Despite demand, and need, it's been hard to get grocery chains to open stores in the city. Even Michelle Obama has failed to persuade companies like Wal-Mart and Save-A-Lot to open in low-income neighborhoods, despite the promises they made during her well publicized “Let's Move!” campaign.
And that's where the People's Community Market comes in. Recognizing that his store will have to be a different kind of business if it’s to thrive in West Oakland, Ahmadi has built difference right into its financing structure. Instead of seeking a handful of backers who have large amounts of cash on hand to invest, the community organizer-turned CEO has taken a different route, raising capital for his 12,000-square-foot full service grocery with a direct public offering: shares are priced at $1,000 apiece, and are only being offered to California residents (due to how the company is incorporated under state law).
Ahmadi says that wants his grocery store to be affordable and responsive to the different cultural and food traditions in the larger West Oakland community.

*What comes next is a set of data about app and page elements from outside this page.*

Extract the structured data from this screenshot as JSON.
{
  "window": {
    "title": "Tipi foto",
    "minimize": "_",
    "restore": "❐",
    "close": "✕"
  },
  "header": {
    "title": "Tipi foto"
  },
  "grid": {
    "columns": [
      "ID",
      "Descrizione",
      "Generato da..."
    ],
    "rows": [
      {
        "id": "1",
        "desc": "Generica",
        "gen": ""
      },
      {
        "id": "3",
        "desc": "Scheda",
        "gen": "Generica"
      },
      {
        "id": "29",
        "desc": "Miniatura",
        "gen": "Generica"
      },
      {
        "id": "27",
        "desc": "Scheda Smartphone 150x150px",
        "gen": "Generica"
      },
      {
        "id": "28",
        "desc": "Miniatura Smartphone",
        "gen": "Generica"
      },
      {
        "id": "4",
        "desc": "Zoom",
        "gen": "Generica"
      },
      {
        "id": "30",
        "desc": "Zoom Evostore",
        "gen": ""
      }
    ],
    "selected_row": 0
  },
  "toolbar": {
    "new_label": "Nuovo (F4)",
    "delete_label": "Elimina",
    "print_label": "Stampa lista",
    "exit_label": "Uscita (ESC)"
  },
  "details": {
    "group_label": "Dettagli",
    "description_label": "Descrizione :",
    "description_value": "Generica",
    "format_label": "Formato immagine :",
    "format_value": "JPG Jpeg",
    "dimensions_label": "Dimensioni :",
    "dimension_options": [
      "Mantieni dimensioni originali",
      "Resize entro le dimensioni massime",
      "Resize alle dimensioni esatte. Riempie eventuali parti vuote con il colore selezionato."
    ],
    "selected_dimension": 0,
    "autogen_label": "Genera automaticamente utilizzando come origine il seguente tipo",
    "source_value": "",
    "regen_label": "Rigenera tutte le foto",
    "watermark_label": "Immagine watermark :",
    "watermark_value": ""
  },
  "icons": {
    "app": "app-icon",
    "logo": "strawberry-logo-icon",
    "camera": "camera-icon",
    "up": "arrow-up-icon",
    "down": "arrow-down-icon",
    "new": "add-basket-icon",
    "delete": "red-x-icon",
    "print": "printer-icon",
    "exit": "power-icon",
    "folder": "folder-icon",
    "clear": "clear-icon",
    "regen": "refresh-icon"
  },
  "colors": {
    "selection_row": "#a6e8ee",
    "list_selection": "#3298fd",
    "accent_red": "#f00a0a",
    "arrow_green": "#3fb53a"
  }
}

Independent groceries, he adds, can enjoy greater flexibility and forge stronger relationships with individual customers than a typical chain grocery. "That social capital enables these groceries to mitigate and reduce their risk around certain challenges that are particularly prevalent in low income neighborhoods -- like problems of theft and high employee turnover -- that supermarkets are extremely vulnerable to."
While he won't have the same purchasing power of the giant chains, Ahmadi believes his store will make up for that deficit by being more nimble -- better able to “jump” on good deals in the wholesale marketplace. And while he intends to keep the prices for fresh produce and whole foods affordable, as a business matter Ahmadi says he’s willing to mark up certain prepared and deli items if it will help balance out his balance sheet. By doing so, he says, "we can blend those margins together and see a total store margin that is consistent with the industry, and [still offer] affordable prices in the areas where it matters most."
Ahmadi ultimately hopes that his community-owned grocery store can become an integral part of the local fabric -- as has already happened in Philadelphia, where Brown’s Super Stores, a local mini-chain that operates according to a similarly community-minded model, not only sells fresh food to urban residents but also hosts in-store education events -- and manages to be very profitable, to boot. Ultimately, he says, “We hope that other community grocery stores and organizations can take parts of our model and implement them themselves."
If you're a California resident and want to learn more about investing in People's Community Market, click here.